That unique look also extends to the levees.

“We give them almost a golf course look,” he said. “They looked
tucked in and have very gradual shorelines — usually a slight
mounding to give them a natural look.”

Cost to install a pond ranges from $8,500 for the most basic to
“several hundred thousand,” he said.

Extras like a dock, bridge or water feature add to the cost.

He estimates he has installed or worked on about 500 ponds — many
of them repairs and cleanups.

Take care of your pond and it will reward you as a beautiful addition to
the landscape.
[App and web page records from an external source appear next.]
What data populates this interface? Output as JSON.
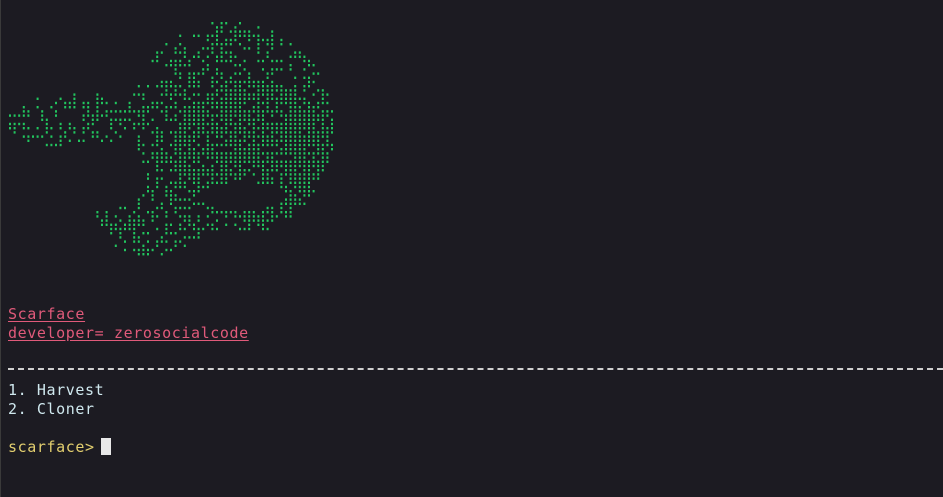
{
  "banner": {
    "title": "Scarface",
    "developer": "developer= zerosocialcode",
    "color": "#22c55e"
  },
  "menu": {
    "items": [
      {
        "label": "1. Harvest"
      },
      {
        "label": "2. Cloner"
      }
    ]
  },
  "prompt": {
    "text": "scarface>"
  }
}
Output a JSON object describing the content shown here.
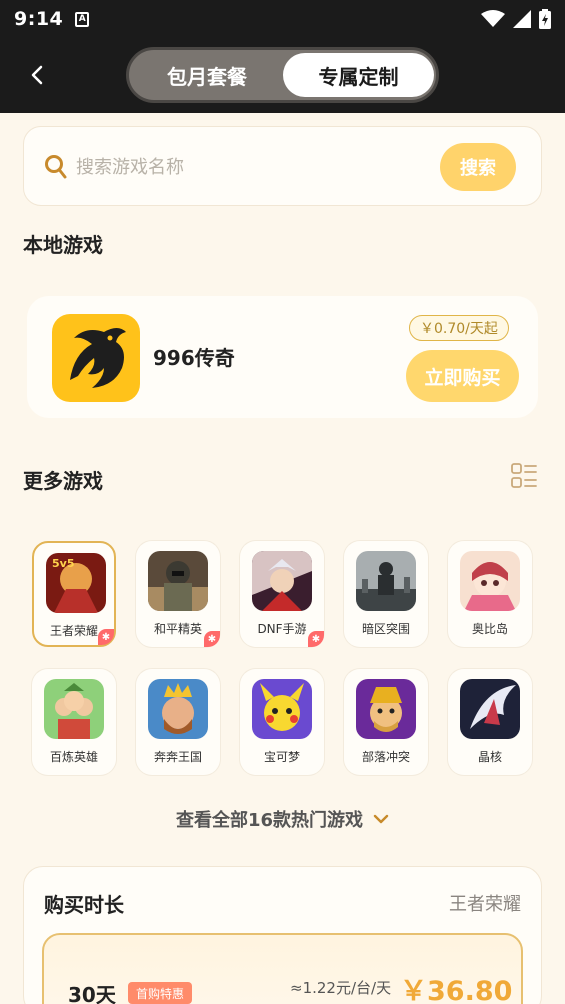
{
  "status_bar": {
    "time": "9:14",
    "notification_icon": "a-icon",
    "icons": [
      "wifi-icon",
      "signal-icon",
      "battery-icon"
    ]
  },
  "header": {
    "back_icon": "chevron-left-icon",
    "tabs": [
      {
        "label": "包月套餐",
        "active": false
      },
      {
        "label": "专属定制",
        "active": true
      }
    ]
  },
  "search": {
    "placeholder": "搜索游戏名称",
    "value": "",
    "button_label": "搜索"
  },
  "local_games": {
    "title": "本地游戏",
    "game": {
      "name": "996传奇",
      "price_tag": "￥0.70/天起",
      "buy_label": "立即购买"
    }
  },
  "more_games": {
    "title": "更多游戏",
    "games": [
      {
        "name": "王者荣耀",
        "selected": true
      },
      {
        "name": "和平精英",
        "selected": false
      },
      {
        "name": "DNF手游",
        "selected": false
      },
      {
        "name": "暗区突围",
        "selected": false
      },
      {
        "name": "奥比岛",
        "selected": false
      },
      {
        "name": "百炼英雄",
        "selected": false
      },
      {
        "name": "奔奔王国",
        "selected": false
      },
      {
        "name": "宝可梦",
        "selected": false
      },
      {
        "name": "部落冲突",
        "selected": false
      },
      {
        "name": "晶核",
        "selected": false
      }
    ],
    "view_all": "查看全部16款热门游戏"
  },
  "purchase": {
    "title": "购买时长",
    "selected_game": "王者荣耀",
    "plan": {
      "days": "30天",
      "badge": "首购特惠",
      "per_day": "≈1.22元/台/天",
      "price": "￥36.80"
    }
  },
  "colors": {
    "accent": "#ffd36b",
    "price": "#f0a938",
    "background": "#fdf7ec",
    "header": "#1b1b1b"
  }
}
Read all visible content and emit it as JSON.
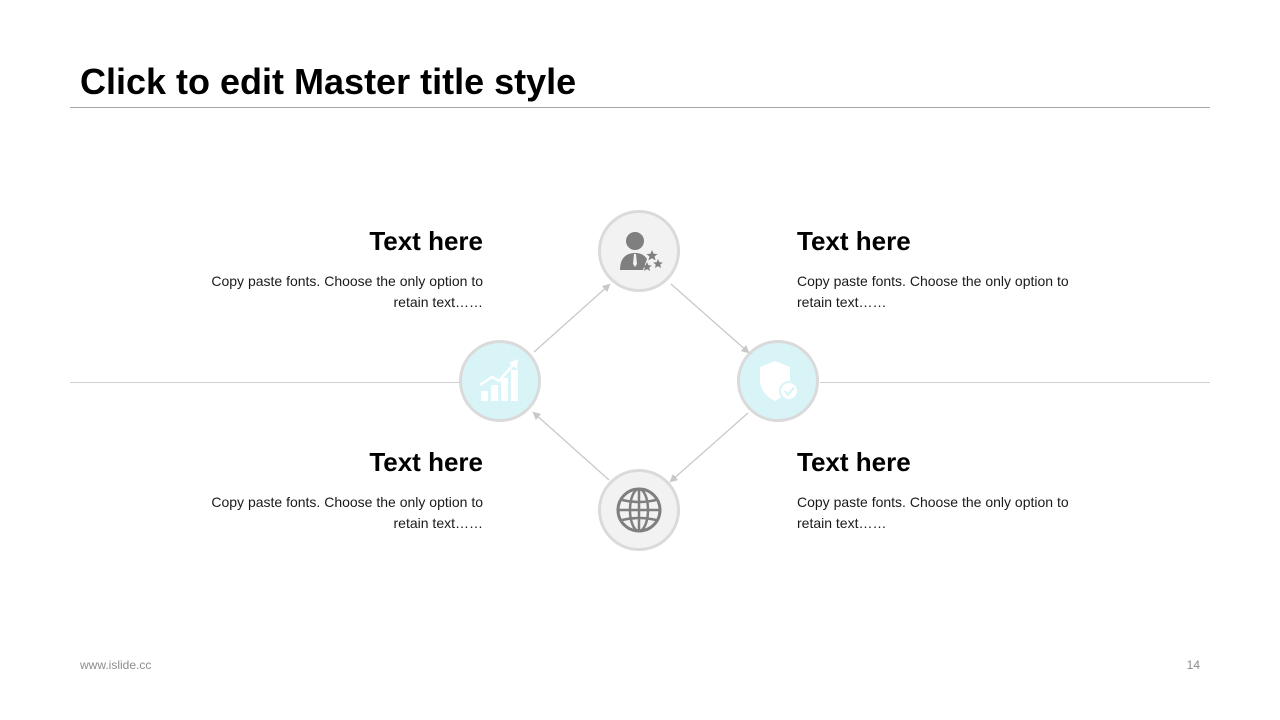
{
  "slide": {
    "title": "Click to edit Master title style"
  },
  "items": [
    {
      "heading": "Text here",
      "body": "Copy paste fonts. Choose the only option to retain text……",
      "icon": "user-stars-icon"
    },
    {
      "heading": "Text here",
      "body": "Copy paste fonts. Choose the only option to retain text……",
      "icon": "shield-check-icon"
    },
    {
      "heading": "Text here",
      "body": "Copy paste fonts. Choose the only option to retain text……",
      "icon": "growth-chart-icon"
    },
    {
      "heading": "Text here",
      "body": "Copy paste fonts. Choose the only option to retain text……",
      "icon": "globe-icon"
    }
  ],
  "colors": {
    "node_gray": "#f2f2f2",
    "node_cyan": "#d8f4f7",
    "node_border": "#dadada",
    "icon_gray": "#7f7f7f",
    "icon_white": "#ffffff",
    "rule": "#a6a6a6",
    "connector": "#c8c8c8"
  },
  "footer": {
    "url": "www.islide.cc",
    "page_number": "14"
  }
}
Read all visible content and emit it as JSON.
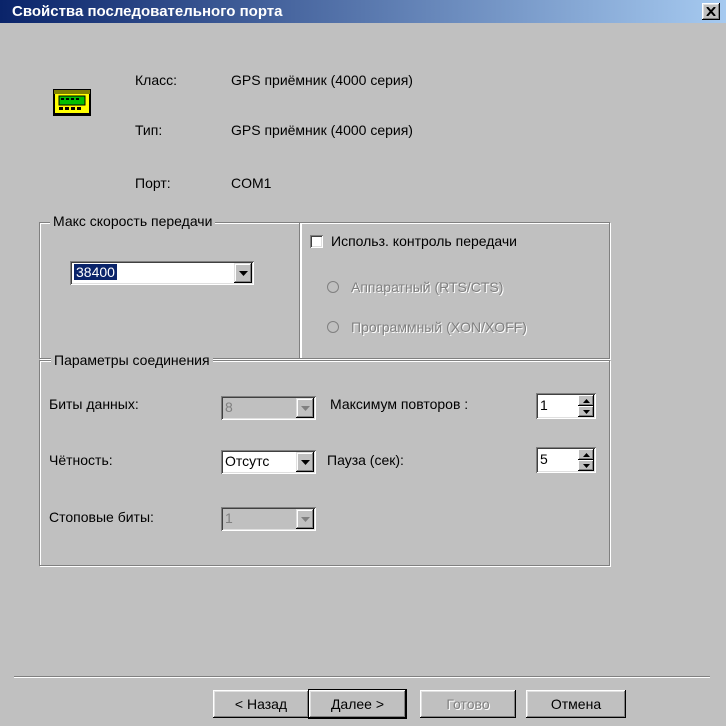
{
  "window": {
    "title": "Свойства последовательного порта"
  },
  "device": {
    "icon": "gps-device-icon",
    "class_label": "Класс:",
    "class_value": "GPS приёмник (4000 серия)",
    "type_label": "Тип:",
    "type_value": "GPS приёмник (4000 серия)",
    "port_label": "Порт:",
    "port_value": "COM1"
  },
  "speed_group": {
    "legend": "Макс скорость передачи",
    "selected": "38400"
  },
  "flow_control": {
    "checkbox_label": "Использ. контроль передачи",
    "checked": false,
    "hardware_label": "Аппаратный (RTS/CTS)",
    "software_label": "Программный (XON/XOFF)"
  },
  "connection": {
    "legend": "Параметры соединения",
    "data_bits_label": "Биты данных:",
    "data_bits_value": "8",
    "parity_label": "Чётность:",
    "parity_value": "Отсутс",
    "stop_bits_label": "Стоповые биты:",
    "stop_bits_value": "1",
    "max_retries_label": "Максимум повторов :",
    "max_retries_value": "1",
    "pause_label": "Пауза (сек):",
    "pause_value": "5"
  },
  "buttons": {
    "back": "< Назад",
    "next": "Далее >",
    "finish": "Готово",
    "cancel": "Отмена"
  },
  "colors": {
    "titlebar": "#0a246a",
    "face": "#c0c0c0",
    "selection": "#0a246a",
    "disabled_text": "#808080"
  }
}
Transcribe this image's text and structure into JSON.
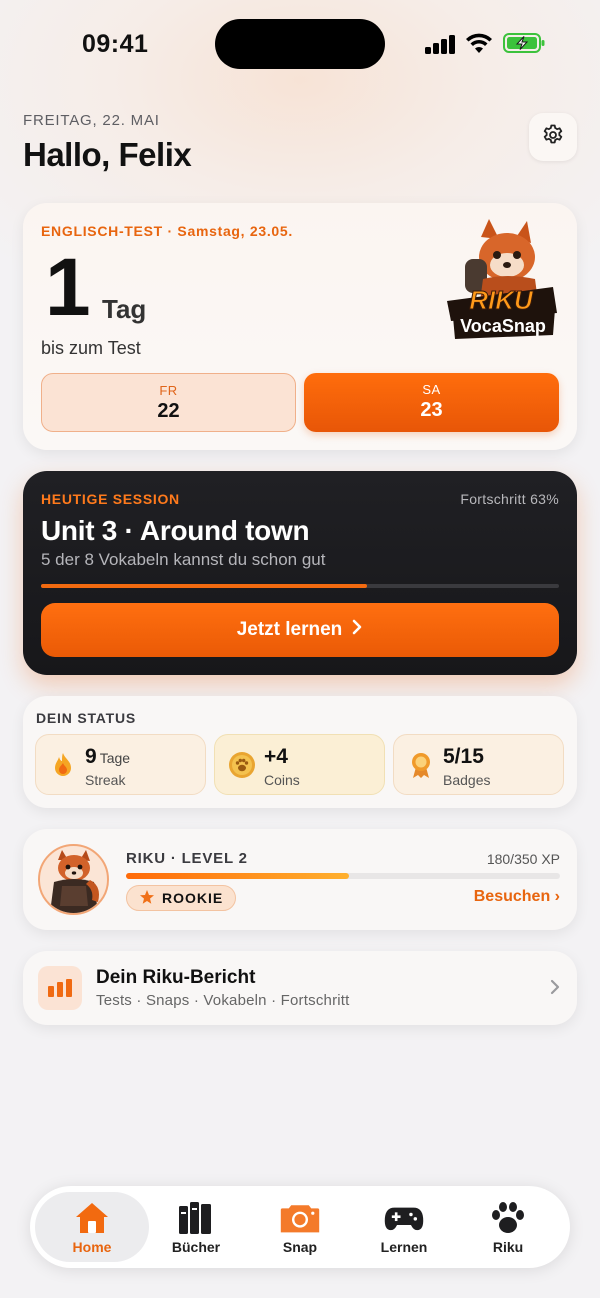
{
  "status_bar": {
    "time": "09:41"
  },
  "header": {
    "date": "FREITAG, 22. MAI",
    "greeting": "Hallo, Felix"
  },
  "test_card": {
    "label": "ENGLISCH-TEST · Samstag, 23.05.",
    "days_number": "1",
    "days_unit": "Tag",
    "subtitle": "bis zum Test",
    "logo_text": "RIKU VocaSnap",
    "days": [
      {
        "weekday": "FR",
        "date": "22",
        "selected": false
      },
      {
        "weekday": "SA",
        "date": "23",
        "selected": true
      }
    ]
  },
  "session": {
    "label": "HEUTIGE SESSION",
    "progress_text": "Fortschritt 63%",
    "progress": 0.63,
    "title": "Unit 3 · Around town",
    "subtitle": "5 der 8 Vokabeln kannst du schon gut",
    "button_label": "Jetzt lernen",
    "accent": "#f26a10"
  },
  "status": {
    "title": "DEIN STATUS",
    "items": [
      {
        "value": "9",
        "unit": "Tage",
        "label": "Streak",
        "icon": "flame-icon"
      },
      {
        "value": "+4",
        "unit": "",
        "label": "Coins",
        "icon": "paw-coin-icon"
      },
      {
        "value": "5/15",
        "unit": "",
        "label": "Badges",
        "icon": "award-icon"
      }
    ]
  },
  "riku": {
    "level": "RIKU · LEVEL 2",
    "xp": "180/350 XP",
    "xp_fraction": 0.514,
    "rank": "ROOKIE",
    "visit": "Besuchen ›"
  },
  "report": {
    "title": "Dein Riku-Bericht",
    "subtitle": "Tests · Snaps · Vokabeln · Fortschritt"
  },
  "tabs": [
    {
      "label": "Home",
      "icon": "home-icon",
      "active": true
    },
    {
      "label": "Bücher",
      "icon": "books-icon",
      "active": false
    },
    {
      "label": "Snap",
      "icon": "camera-icon",
      "active": false
    },
    {
      "label": "Lernen",
      "icon": "gamepad-icon",
      "active": false
    },
    {
      "label": "Riku",
      "icon": "paw-icon",
      "active": false
    }
  ],
  "colors": {
    "accent": "#e8650f",
    "dark_card": "#1c1c1f",
    "background": "#f3f2f4"
  }
}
But neglect it, and you will quickly have problems.

Overgrowth is the most common complaint.

What Andrews sees most frequently are cattails, Eurasian water Milfoil
and mesquite fern (also known as Azolla).

“Eurasian Milfoil can grow at incredible depths,” he said. “When
infestation takes over, it looks like evergreens in your pond.”

An infestation of Azolla turns the pond red.

“It will grow right across the top and completely close off the surface,”
he said. “It is a fern that multiplies very quickly and within a few days.
In a week the pond can be completely covered.”

Often the invasion come from downstream or is carried by waterfowl.

“It gets stuck to them and as they go from one water source to
another, it spreads,” he said.

There are two ways to treat severe infestation — mechanical and
chemical.

“As everyone is supposed to in California, we basically try to use as
little as we can in chemicals,”?he said. “If there is another way to treat
the problem, we do that. Our last line of defense is chemicals.”

Aeration and keeping the water moving are very important to a pond’s
health.

“Many are not connected to a creek, so they have irrigation water,”
Andrews said. “We bring it from (ditchwater) or a pipe source. … In
some cases ponds do not have any incoming or outgoing (water
source). Evaporation is substantial. Even a small pond loses
thousands of gallons of water a day to evaporation. So you have to
have a way to replenish it.”

For pond clearing, Andrews brings out the drag line to scrape the
sediment, and says he doesn’t know of anyone else in Placer County
that still uses that method.

“It is kind of old school, but has a distinct advantage,” he said. “To be
able to remove the sediment and work underwater without hydraulics,
that’s key because today’s modern equipment is all hydraulics. If you
have a hose fail (with hydraulics), you have turned it into an
environmental disaster because you’ve just dumped gallons of oil into
the water source. With (our drag line), that risk does not exist.”

One of his recent projects was restoring a two-acre pond for Loomis
resident Doug English.

“It was fully infested with Milfoil and cattails and the water was
stagnant,” Andrews said. “The aquatics eco-system had fallen off. ... It
was so green. If you didn’t look close, you wouldn’t have known it was
a pond.”

Andrews’ crew dredged it, treated it and added an aeration system.

“He restocked it and goes out after work and goes fishing,” he said.

English describes Andrews as “pretty much a genius.”

“It isn’t just ponds he knows. He’s also a specialist at everything
outdoors — irrigation, landscaping, wildlife,” English said. “ … We had
a beaver issue on our pond and he told us how to take care of that.
He built bridges and understands aerators (which draw in and
recirculate the water). It’s good for the fish and for the health of the
pond. You don’t raise fish; you raise the water in the pond. And he
understands that.”

English’s now pristine pond is stocked with bass, blue gill and catfish.
But it was an eyesore when he first saw it.

“The pond was terrible and most buyers would walk away after seeing
it,” he said. “I didn’t really know what I was getting into, but I knew it
could be cleaned. After research, I knew (Andrews) was the person to
do it the right way. … There’s a step-by-step process to make sure
the pond stays healthy and you don’t kill the fish.

“My wife probably had other ideas, but the most important thing to me
was the pond. Everything else was second. That was the first thing we
worked on and everything else was second. Since then,
we’ve put in an acre of Zinfandel grapes. He helped us on that as well.
He’s a genius with anything outdoors. He’s been right about
everything he told me would happen. Everything I’ve run past him he’s
always been correct on.”
Auburn Journal Home & Garden
May 03, 2012